I think I have a simple question that I have not seen directly answered elsewhere, and as a stats beginner, I'm wary to translate answers that are not directly answering this question - apologies if it is viewed as duplicate.
My question is this - clinical trials are generally powered at 80% to show some level of treatment effect, but how can you calculate the minimum detectable treatment effect that would yield statistical significance?
For example let's say that a trial is 80% powered to show a treatment effect delta of 2.2 (e.g., the difference between treatment and control on a specific metric is 2.2)

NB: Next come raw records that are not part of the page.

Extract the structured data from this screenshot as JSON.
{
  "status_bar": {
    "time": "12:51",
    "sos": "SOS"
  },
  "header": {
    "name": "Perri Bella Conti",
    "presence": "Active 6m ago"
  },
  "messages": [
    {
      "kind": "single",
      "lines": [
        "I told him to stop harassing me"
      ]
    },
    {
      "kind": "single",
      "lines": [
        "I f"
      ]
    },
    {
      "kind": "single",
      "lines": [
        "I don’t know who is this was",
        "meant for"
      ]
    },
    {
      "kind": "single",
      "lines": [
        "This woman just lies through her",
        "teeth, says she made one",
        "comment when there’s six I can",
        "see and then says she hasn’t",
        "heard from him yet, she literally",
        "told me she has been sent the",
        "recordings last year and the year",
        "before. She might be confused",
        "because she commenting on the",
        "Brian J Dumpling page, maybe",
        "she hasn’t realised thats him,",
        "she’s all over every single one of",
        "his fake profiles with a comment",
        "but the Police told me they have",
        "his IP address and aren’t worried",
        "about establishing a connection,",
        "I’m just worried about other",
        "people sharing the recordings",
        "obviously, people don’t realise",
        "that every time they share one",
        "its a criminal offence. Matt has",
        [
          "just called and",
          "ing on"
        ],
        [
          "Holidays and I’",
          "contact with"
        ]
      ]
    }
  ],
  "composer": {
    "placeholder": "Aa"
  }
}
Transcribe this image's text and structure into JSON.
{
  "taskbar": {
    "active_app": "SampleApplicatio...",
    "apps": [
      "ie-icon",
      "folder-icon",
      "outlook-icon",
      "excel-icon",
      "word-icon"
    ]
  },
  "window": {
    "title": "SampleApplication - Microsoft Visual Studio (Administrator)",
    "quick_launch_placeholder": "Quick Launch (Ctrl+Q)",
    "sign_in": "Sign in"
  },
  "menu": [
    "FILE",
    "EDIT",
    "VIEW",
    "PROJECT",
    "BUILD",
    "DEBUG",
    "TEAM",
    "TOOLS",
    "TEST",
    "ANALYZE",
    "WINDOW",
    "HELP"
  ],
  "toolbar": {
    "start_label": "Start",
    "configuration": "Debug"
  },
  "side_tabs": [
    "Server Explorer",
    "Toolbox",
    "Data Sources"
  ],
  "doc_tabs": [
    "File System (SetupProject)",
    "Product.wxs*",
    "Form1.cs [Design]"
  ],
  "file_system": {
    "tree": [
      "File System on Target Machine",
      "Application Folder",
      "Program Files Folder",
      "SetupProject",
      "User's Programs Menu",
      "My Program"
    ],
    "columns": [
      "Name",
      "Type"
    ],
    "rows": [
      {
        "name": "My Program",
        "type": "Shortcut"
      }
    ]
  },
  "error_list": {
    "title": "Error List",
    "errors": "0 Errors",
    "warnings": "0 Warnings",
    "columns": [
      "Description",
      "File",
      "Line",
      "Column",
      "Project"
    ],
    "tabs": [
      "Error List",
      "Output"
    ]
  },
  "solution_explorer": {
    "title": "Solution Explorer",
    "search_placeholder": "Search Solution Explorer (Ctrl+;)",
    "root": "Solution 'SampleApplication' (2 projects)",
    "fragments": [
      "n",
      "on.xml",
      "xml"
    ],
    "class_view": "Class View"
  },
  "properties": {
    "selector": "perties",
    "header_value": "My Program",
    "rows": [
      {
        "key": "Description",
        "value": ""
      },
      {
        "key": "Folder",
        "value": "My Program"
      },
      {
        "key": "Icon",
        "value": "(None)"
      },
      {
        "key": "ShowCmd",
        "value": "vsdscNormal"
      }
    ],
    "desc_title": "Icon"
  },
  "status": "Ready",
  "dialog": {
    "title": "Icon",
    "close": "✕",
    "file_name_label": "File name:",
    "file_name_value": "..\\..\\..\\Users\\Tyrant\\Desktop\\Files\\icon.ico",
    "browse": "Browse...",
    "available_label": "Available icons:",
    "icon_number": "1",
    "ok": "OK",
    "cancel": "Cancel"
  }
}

Furthermore, we initially target an N of 210 for the entire trial and each arm is 1:1 randomized (105 per arm).
The standard deviation is assumed to be 8.05, statistical significance is defined as having a p-value < 0.05.
We can solve for the treatment effect (the difference of the means) based on changing the other variables - specifically:
Since we cannot change n, or Z(1-a) we can only reduce Z(1-b) and presumably assume a lower standard deviation.
Does this mean then that the true minimal difference that would be considered statistically significant, and thus a trial success, would be:
In other words, simply letting Z(1-b) equal 0 for a powering of 50%?
Thus, on one hand, based on the example a minimum treatment effect could be 2.2 or 1.54 which could be a major difference in the likelihood of the trial being viewed as "successful" (showing stat sig) or not.